But once in a while the upper-crust, East Coast origins of the paper come across in a manner that most Americans probably have a tough time relating too. For some reason I've noticed this most often in articles that deal with "lifestyle management" or personal finance. Case in point is this piece in yesterday's paper called Back to the (Thrifty) Future:
Before the financial crisis struck, for instance, when we'd go out for dinner with friends, someone would always pick up the check. The unspoken notion was that we'd be going out again soon, and that next time someone else would pick up the tab. There was an informal rotation, sometimes with a bit of a socialist bent. The bankers and lawyers usually grabbed a few more checks over time, but nobody really freeloaded.
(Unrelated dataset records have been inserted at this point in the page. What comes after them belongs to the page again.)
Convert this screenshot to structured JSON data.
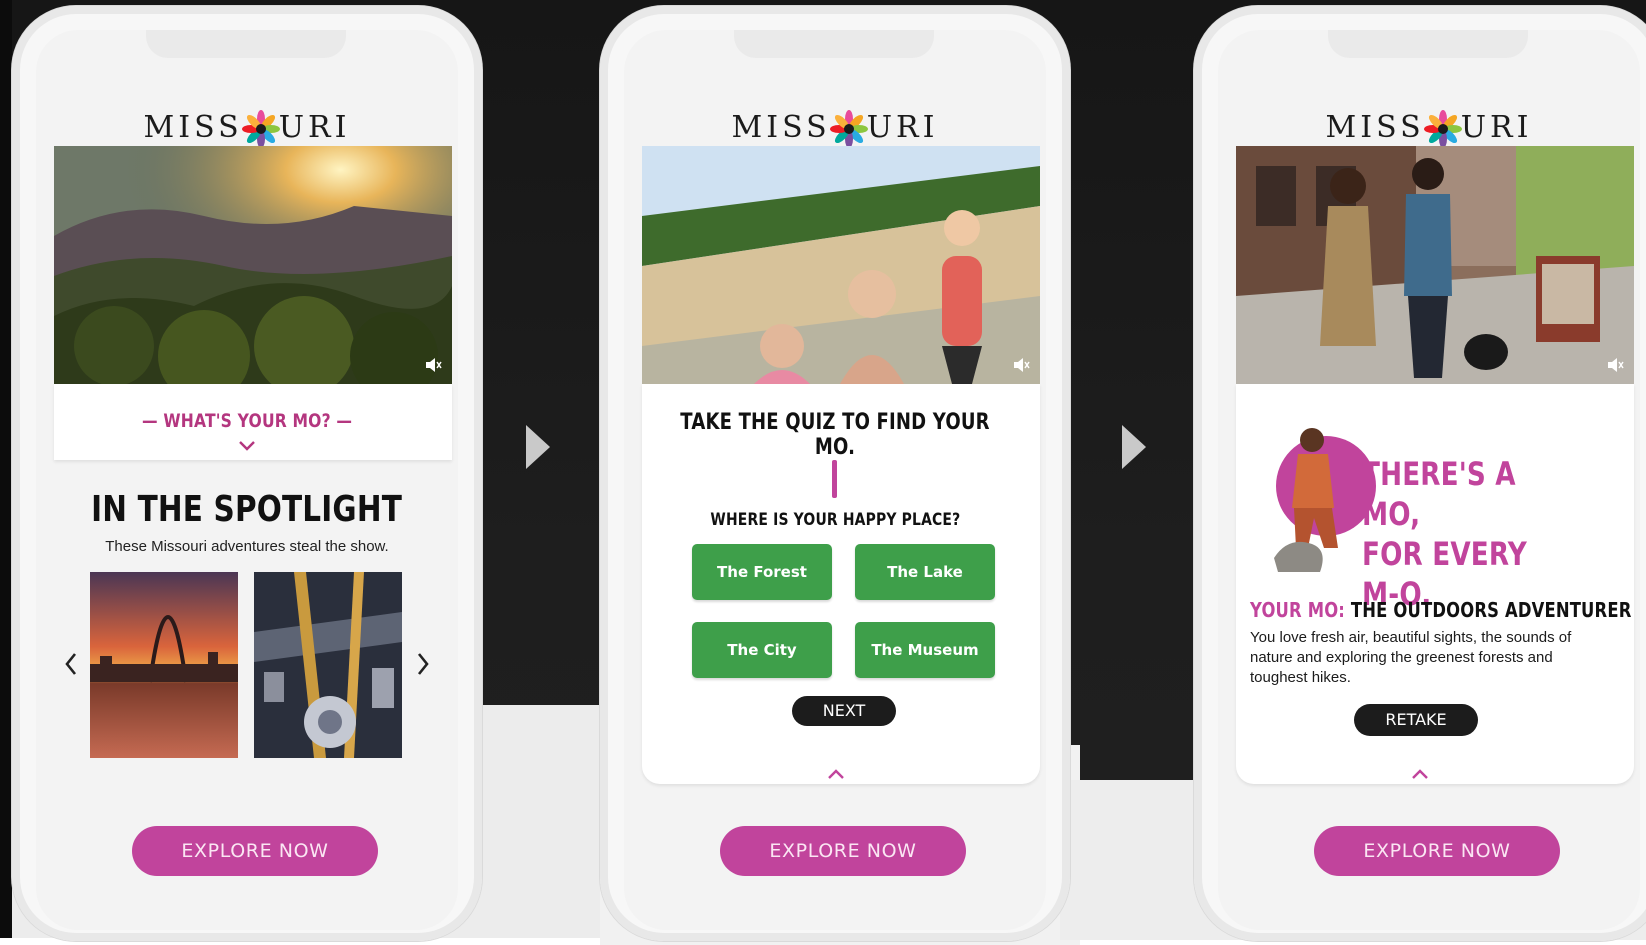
{
  "brand": {
    "name_left": "MISS",
    "name_right": "URI"
  },
  "screens": [
    {
      "prompt": "WHAT'S YOUR MO?",
      "spotlight_title": "IN THE SPOTLIGHT",
      "spotlight_subtitle": "These Missouri adventures steal the show.",
      "cta": "EXPLORE NOW"
    },
    {
      "quiz_title": "TAKE THE QUIZ TO FIND YOUR MO.",
      "question": "WHERE IS YOUR HAPPY PLACE?",
      "options": [
        "The Forest",
        "The Lake",
        "The City",
        "The Museum"
      ],
      "next": "NEXT",
      "cta": "EXPLORE NOW"
    },
    {
      "headline_line1": "THERE'S A MO,",
      "headline_line2": "FOR EVERY M-O.",
      "result_label": "YOUR MO:",
      "result_value": "THE OUTDOORS ADVENTURER",
      "result_body": "You love fresh air, beautiful sights, the sounds of nature and exploring the greenest forests and toughest hikes.",
      "retake": "RETAKE",
      "cta": "EXPLORE NOW"
    }
  ],
  "colors": {
    "accent": "#c1449c",
    "quiz_green": "#3e9f4a",
    "dark": "#1c1c1c"
  },
  "icons": [
    "missouri-flower-logo-icon",
    "mute-speaker-icon",
    "chevron-down-icon",
    "chevron-left-icon",
    "chevron-right-icon",
    "chevron-up-icon",
    "play-arrow-icon"
  ]
}
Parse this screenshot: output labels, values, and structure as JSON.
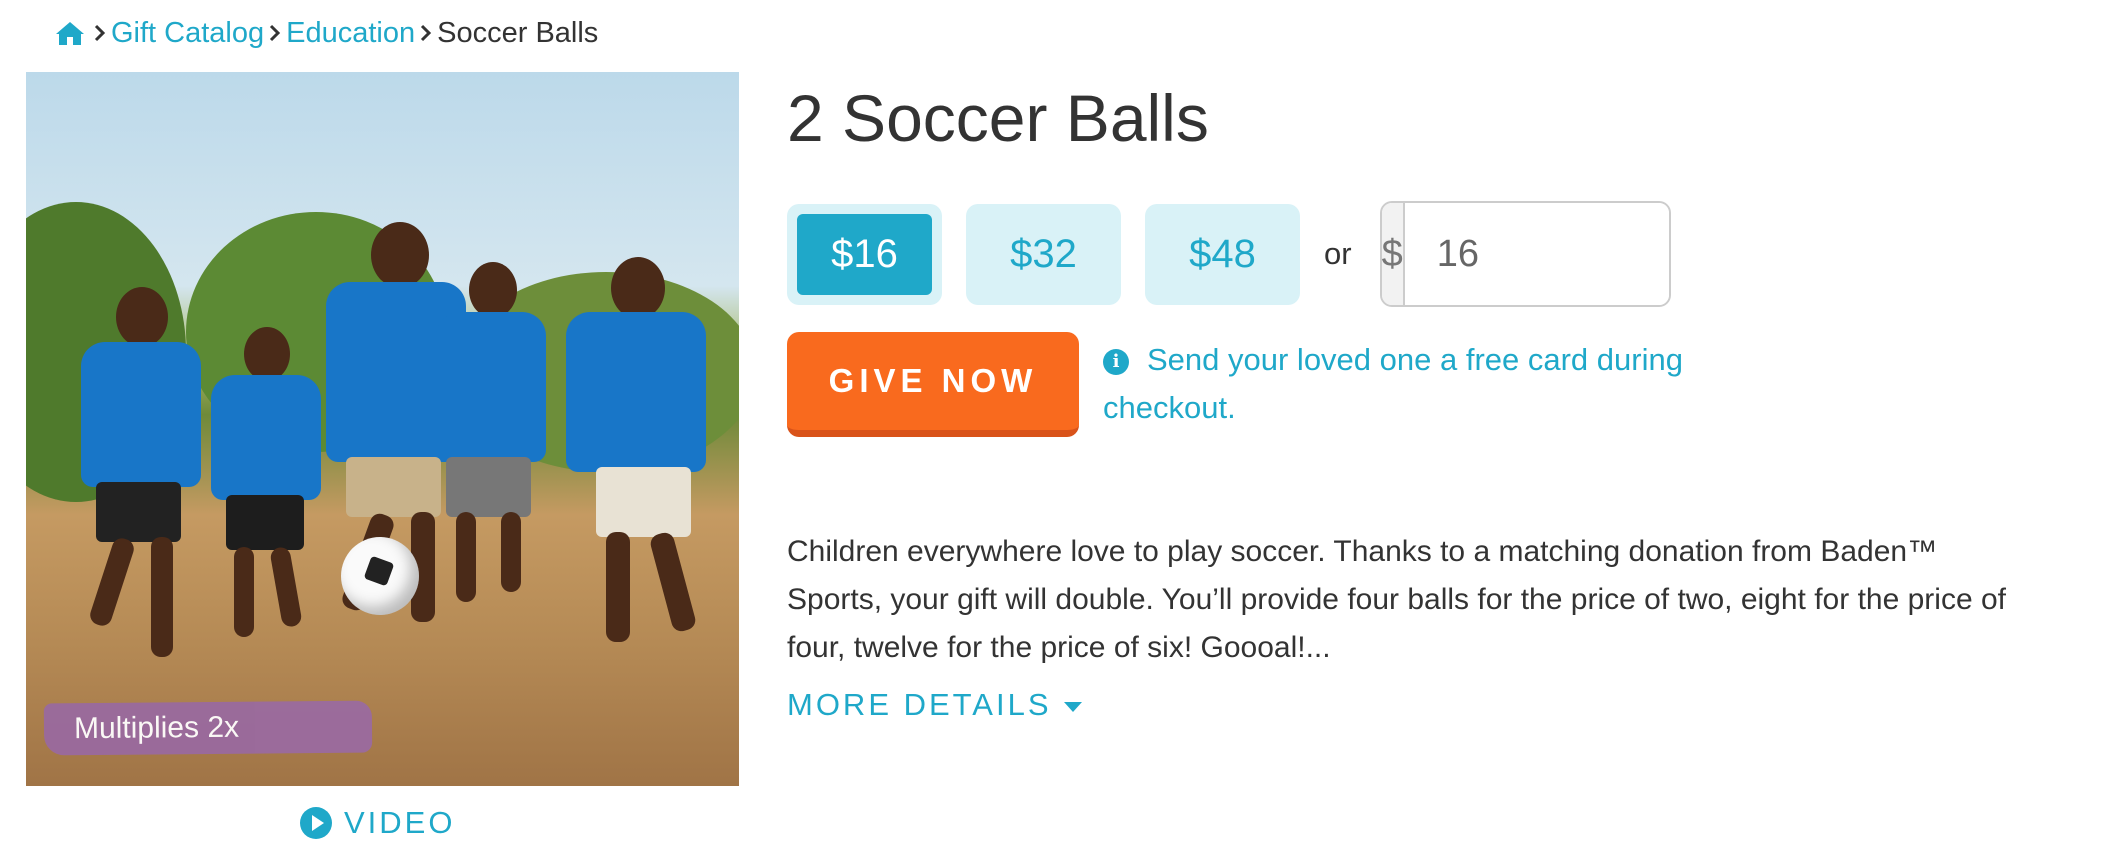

Maybe I'm just hanging with the wrong mix of friends, but this isn't something that I've experienced much in my social circles. And the idea that the lawyers and bankers I know would be the ones more often than not picking up a check is almost laughable. They're usually the cheapest, stingiest ones of the bunch.
Summer vacations also reflect the new frugality. In the past, spontaneity was the watchword. Meet-ups in Las Vegas, a trip to London or Paris to do some sightseeing or a dash out to the Hamptons for a weekend.
"Do we have plans for the weekend yet Mitzy?"
"Well Chase, I was thinking that perhaps we could make a dash out to the Hamptons."
"Sounds splendid darling. I'll have Stevens prepare the motor car."
But now that tough times are upon us, those days of carefree summer vacations are a thing of the past. The writer makes note of his own personal sacrifices:
Looking back, it all seems just a bit foolish--the frivolous actions of a self-indulgent time. Now, it's about planning and watching pennies, or at least dollars. In February, my wife and I started mapping out what we wanted to do. Our goal was to do one thing fun and reasonably priced and one thing a bit more adventurous. So, we settled on a late-July bike ride across Iowa, and we're saving up to take a cruise in August. We also might squeeze a camping trip in there somewhere.
Only three vacation outings this summer? The suffering is truly heart-wrenching. And yet some still claim that we're not in the midst of an economic depression?
Our friends are taking a similar approach to the summer. One friend, who works at a large company and is doing just fine in the downturn, is taking his family to New Hampshire for a Fourth of July weekend with the in-laws. The rest of their summer vacation will be spent primarily at their modest lake cabin. He had thought of doing a "tear down" and building a new cabin, but for now he's happy with his smallish, vintage place. He'd rather not spend the money if he doesn't have to. Instead, he's saving up to pay for his kids' schooling.
A dream deferred is a dream denied. Thing really are tough all over.